DATA RECORDS below:

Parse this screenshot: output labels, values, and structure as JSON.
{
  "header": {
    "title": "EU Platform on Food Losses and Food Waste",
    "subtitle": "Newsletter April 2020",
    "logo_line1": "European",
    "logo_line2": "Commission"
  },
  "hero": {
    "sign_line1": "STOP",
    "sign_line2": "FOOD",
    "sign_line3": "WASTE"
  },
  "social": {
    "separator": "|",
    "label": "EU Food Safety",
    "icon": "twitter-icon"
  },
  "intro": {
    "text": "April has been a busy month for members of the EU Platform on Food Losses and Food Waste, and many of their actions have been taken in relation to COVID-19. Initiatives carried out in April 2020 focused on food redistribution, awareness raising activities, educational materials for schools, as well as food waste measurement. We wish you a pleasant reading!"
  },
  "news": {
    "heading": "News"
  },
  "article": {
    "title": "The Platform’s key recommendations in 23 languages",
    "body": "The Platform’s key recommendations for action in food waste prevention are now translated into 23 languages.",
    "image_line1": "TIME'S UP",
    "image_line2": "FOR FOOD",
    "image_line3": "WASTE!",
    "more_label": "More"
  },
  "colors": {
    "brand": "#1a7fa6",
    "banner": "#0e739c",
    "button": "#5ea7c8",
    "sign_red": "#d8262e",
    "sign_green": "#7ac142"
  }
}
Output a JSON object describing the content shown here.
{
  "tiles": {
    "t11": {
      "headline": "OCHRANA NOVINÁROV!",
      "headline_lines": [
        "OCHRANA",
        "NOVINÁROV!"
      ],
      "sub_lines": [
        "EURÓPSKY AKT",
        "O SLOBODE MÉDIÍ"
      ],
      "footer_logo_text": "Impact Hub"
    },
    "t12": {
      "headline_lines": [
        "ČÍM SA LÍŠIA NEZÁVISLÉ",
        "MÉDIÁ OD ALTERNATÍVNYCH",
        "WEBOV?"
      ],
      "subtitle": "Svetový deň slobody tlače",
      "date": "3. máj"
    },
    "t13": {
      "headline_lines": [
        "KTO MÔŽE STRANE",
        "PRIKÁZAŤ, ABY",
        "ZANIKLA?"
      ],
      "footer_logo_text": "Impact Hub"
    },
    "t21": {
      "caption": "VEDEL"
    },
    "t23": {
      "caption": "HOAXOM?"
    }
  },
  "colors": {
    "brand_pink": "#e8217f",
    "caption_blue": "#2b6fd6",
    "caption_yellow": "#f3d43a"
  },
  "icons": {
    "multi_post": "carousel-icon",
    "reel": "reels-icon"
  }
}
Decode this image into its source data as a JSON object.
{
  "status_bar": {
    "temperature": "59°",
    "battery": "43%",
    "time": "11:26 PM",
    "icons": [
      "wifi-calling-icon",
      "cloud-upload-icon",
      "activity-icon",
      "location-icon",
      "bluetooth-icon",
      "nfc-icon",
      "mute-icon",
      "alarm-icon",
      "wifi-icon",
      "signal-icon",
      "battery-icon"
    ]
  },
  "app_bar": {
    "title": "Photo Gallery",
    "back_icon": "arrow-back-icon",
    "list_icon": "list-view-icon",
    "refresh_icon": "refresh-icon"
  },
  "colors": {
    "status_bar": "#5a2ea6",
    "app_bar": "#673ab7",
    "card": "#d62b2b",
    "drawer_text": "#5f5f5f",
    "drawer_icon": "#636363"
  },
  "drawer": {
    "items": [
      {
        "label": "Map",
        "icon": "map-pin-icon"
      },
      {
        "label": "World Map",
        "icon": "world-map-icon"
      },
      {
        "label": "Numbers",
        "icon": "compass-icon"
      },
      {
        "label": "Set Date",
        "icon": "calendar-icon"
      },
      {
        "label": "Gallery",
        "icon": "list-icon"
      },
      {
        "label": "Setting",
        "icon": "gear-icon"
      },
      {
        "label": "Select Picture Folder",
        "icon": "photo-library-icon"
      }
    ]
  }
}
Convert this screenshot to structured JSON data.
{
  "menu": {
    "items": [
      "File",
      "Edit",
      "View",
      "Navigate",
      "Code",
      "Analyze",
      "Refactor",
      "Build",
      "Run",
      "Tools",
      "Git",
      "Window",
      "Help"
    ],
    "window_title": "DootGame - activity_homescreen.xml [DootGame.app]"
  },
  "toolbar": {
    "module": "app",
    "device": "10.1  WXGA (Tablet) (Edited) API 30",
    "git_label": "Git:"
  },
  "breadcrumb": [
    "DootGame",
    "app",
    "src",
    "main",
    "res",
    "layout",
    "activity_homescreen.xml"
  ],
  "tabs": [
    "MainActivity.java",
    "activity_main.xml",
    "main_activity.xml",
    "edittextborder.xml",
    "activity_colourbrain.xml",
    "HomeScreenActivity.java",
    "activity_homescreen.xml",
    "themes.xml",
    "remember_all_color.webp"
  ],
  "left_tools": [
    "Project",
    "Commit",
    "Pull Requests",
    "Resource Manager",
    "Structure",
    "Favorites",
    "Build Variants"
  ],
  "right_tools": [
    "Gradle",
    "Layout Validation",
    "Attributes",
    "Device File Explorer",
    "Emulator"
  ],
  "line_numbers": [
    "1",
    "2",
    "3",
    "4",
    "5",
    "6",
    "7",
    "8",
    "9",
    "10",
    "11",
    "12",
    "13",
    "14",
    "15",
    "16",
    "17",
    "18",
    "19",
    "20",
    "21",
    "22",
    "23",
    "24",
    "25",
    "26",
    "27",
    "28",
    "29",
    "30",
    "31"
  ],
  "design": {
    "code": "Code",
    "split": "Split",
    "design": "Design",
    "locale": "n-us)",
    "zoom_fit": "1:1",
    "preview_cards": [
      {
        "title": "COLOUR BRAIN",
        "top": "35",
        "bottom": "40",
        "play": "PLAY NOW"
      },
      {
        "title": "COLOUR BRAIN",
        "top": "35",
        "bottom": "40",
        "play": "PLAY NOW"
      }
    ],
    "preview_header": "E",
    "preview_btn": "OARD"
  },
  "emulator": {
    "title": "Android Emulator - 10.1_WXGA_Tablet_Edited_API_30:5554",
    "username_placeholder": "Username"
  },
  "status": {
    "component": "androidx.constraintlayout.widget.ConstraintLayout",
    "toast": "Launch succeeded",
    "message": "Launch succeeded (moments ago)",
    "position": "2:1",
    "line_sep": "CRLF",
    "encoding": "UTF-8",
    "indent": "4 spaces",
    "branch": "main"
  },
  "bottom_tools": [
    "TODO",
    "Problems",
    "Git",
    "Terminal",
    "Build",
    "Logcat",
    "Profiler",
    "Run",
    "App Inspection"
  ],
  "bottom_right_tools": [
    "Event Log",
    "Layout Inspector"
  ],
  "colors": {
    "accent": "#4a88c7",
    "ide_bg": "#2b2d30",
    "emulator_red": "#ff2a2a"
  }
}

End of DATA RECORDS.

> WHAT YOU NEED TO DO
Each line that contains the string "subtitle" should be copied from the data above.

> SOLUTION FOR THIS PROBLEM
    "subtitle": "Newsletter April 2020",
      "subtitle": "Svetový deň slobody tlače",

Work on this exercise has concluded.